(Interface dataset entries)
"""

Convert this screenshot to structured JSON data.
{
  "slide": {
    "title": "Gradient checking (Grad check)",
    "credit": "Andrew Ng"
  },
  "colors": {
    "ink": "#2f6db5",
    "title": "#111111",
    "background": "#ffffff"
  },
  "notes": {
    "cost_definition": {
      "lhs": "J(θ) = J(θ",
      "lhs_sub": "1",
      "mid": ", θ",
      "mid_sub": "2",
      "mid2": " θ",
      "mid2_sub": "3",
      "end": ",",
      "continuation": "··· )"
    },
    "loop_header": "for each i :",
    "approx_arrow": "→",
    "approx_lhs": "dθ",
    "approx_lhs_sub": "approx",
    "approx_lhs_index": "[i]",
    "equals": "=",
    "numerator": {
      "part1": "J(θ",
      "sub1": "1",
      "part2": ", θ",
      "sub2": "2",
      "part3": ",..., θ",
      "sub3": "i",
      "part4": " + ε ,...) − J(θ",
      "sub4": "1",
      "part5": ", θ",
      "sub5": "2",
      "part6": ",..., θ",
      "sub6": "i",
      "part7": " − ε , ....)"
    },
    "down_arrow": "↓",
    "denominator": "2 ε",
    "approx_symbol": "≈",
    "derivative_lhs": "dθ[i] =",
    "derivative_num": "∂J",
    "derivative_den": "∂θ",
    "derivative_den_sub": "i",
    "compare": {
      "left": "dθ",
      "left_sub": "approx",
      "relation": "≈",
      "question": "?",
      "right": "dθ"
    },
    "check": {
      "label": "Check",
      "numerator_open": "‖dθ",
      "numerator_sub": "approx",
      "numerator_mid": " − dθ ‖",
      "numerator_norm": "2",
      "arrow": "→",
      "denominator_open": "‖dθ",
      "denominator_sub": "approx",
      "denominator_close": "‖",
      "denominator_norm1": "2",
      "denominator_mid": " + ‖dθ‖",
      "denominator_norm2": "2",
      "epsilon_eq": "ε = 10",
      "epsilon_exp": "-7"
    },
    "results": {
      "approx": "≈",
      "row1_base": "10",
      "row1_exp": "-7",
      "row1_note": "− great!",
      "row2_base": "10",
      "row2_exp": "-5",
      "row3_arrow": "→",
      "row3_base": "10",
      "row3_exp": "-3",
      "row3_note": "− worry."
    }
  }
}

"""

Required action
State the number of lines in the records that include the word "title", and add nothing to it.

Solution for this exercise
2